Acton Institute Powerblog Archives

Post Tagged 'Cultural geography'

Does globalization destroy culture?

  Globalization is routinely decried for its disruptive effects, particularly as it relates to local culture and community enterprises and institutions. Even as it’s proven to drive significant economic growth, questions remain about its steamrolling influence on the culture. Continue Reading...

Mandela’s Vision for Ecumenical Economic Engagement

Here’s a key section from a speech given by Nelson Mandela in 1998 at the World Council of Churches: At the end of a century that has taught that peace is the greatest weapon in development, we cannot afford to spare any effort to bring about a peaceful resolution of such conflicts. Continue Reading...

A World Without Work: Where Civilization Slowly Melts Away

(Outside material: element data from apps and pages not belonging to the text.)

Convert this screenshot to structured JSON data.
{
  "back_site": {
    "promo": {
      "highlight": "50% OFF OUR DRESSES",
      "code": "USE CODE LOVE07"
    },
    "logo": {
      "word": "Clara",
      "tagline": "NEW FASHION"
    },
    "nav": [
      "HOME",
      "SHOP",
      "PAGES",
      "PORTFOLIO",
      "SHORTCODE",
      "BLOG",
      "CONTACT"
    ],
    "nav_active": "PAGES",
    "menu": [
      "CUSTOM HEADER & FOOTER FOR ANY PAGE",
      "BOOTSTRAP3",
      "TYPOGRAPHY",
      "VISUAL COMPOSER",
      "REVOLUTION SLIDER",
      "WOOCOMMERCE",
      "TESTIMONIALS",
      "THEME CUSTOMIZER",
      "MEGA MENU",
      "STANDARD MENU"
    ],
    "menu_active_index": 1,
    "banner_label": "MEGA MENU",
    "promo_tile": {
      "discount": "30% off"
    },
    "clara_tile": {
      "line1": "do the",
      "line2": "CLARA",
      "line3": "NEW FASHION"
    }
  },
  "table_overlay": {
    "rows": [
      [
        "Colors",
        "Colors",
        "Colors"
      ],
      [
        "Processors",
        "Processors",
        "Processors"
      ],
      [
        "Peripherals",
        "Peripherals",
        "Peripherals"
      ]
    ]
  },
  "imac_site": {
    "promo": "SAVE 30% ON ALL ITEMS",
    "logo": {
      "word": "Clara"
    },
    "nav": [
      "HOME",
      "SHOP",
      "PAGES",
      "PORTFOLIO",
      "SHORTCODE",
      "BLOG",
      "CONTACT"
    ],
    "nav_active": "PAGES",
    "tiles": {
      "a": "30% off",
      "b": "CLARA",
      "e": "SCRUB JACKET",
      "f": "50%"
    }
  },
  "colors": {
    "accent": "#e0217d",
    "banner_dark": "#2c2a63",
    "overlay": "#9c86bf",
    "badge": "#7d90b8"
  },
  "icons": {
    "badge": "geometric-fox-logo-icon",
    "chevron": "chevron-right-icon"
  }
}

In his latest column, Ross Douthat contemplates what a world without work might look like: Imagine, as 19th-century utopians often did, a society rich enough that fewer and fewer people need to work — a society where leisure becomes universally accessible, where part-time jobs replace the regimented workweek, and where living standards keep rising even though more people have left the work force altogether. Continue Reading...